-- Opening Marker --

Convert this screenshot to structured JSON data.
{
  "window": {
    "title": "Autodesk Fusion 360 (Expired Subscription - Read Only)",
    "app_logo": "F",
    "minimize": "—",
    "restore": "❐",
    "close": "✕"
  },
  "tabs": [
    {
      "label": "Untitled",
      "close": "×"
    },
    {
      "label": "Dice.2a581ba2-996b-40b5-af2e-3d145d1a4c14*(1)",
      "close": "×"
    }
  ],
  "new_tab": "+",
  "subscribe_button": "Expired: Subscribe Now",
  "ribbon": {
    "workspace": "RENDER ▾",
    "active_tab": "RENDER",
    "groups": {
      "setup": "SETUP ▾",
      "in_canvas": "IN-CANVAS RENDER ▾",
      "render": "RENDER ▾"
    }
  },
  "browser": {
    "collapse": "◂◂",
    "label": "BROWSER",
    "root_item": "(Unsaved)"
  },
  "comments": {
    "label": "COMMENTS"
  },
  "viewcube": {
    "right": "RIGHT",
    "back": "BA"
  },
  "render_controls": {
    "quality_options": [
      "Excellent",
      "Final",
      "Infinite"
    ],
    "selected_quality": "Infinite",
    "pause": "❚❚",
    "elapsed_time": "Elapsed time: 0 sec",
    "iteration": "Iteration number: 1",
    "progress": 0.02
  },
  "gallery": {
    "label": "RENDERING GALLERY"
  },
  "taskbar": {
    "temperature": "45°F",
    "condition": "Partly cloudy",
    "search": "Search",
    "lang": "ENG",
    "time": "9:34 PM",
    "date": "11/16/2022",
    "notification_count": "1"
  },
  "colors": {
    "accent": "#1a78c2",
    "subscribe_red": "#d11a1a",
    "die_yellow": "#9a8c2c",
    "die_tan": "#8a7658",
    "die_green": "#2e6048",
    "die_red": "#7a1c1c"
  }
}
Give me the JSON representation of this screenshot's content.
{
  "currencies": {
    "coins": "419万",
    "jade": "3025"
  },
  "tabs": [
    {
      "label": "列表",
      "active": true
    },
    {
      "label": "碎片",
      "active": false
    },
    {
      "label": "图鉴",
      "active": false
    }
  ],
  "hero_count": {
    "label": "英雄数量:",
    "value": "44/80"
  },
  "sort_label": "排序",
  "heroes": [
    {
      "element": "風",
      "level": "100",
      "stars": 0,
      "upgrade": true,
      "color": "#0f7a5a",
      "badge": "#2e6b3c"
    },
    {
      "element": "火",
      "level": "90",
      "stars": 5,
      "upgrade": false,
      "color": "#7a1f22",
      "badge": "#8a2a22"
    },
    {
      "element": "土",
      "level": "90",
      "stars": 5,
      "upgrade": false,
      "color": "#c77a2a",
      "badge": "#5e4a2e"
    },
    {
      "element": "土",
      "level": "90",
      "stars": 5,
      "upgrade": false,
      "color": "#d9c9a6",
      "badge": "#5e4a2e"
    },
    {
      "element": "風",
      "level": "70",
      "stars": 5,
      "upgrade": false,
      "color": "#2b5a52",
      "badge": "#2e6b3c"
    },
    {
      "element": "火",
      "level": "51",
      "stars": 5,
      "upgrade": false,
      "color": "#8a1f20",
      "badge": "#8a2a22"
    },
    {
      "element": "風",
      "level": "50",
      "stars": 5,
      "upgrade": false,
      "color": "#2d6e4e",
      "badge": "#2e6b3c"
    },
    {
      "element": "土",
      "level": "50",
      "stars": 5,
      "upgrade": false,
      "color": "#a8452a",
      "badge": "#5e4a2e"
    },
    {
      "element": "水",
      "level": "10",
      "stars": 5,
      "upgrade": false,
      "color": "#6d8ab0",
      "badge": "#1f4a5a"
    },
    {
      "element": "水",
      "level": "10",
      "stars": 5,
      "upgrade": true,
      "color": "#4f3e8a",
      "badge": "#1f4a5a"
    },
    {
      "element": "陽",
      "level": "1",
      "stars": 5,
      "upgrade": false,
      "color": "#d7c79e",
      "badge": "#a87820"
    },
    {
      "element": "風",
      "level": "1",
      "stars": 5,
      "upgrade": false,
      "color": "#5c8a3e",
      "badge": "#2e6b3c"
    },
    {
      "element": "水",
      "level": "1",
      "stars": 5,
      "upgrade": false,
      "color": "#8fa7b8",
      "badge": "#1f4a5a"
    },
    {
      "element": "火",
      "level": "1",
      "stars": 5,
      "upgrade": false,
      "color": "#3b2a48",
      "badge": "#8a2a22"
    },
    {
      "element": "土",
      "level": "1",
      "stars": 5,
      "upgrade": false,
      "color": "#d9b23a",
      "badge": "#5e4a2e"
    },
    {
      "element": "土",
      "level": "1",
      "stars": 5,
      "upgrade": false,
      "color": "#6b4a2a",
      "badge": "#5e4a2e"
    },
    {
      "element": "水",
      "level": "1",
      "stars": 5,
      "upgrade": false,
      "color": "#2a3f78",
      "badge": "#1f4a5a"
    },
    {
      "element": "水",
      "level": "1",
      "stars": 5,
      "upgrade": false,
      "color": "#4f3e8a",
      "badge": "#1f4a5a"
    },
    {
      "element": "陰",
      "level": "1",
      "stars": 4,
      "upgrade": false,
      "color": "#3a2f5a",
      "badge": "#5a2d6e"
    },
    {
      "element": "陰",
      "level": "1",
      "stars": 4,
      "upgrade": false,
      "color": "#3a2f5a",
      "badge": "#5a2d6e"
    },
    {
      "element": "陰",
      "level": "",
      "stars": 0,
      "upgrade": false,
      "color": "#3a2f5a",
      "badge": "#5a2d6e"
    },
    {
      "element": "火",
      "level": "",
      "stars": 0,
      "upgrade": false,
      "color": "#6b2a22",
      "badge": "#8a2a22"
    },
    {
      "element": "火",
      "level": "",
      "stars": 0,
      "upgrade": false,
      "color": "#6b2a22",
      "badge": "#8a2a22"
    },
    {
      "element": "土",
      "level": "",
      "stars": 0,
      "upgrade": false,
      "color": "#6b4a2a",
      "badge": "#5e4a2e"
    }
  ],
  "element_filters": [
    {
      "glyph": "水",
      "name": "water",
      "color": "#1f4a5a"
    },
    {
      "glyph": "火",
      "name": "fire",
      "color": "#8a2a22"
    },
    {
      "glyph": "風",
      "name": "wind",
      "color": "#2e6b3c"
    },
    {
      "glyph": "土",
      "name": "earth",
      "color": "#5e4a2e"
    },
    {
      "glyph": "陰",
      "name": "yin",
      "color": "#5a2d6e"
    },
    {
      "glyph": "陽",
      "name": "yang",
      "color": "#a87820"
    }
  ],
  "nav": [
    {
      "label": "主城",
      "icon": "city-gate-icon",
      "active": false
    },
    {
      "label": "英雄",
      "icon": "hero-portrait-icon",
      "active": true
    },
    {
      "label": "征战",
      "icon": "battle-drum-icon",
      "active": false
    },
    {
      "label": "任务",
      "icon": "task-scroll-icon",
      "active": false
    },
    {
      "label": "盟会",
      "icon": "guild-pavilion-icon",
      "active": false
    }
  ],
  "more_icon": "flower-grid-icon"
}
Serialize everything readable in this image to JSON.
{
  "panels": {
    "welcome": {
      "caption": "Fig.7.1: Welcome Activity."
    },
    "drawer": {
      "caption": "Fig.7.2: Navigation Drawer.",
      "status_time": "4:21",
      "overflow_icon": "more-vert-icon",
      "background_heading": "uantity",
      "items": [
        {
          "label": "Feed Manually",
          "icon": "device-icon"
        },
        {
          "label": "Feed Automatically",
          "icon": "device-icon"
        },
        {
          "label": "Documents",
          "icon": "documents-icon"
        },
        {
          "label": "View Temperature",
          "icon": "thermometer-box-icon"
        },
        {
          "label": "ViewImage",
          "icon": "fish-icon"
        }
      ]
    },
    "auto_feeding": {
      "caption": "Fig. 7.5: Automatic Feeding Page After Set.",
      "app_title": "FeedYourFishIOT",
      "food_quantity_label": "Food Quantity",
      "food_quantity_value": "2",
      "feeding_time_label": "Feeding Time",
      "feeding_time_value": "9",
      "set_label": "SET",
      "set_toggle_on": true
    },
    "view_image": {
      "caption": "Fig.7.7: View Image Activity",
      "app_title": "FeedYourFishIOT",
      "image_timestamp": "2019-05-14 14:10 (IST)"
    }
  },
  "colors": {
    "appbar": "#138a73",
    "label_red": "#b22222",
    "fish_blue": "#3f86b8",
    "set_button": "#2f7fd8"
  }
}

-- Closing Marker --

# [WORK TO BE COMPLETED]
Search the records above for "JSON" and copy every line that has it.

# [THE COMPLETED TASK]
Convert this screenshot to structured JSON data.
Give me the JSON representation of this screenshot's content.
Serialize everything readable in this image to JSON.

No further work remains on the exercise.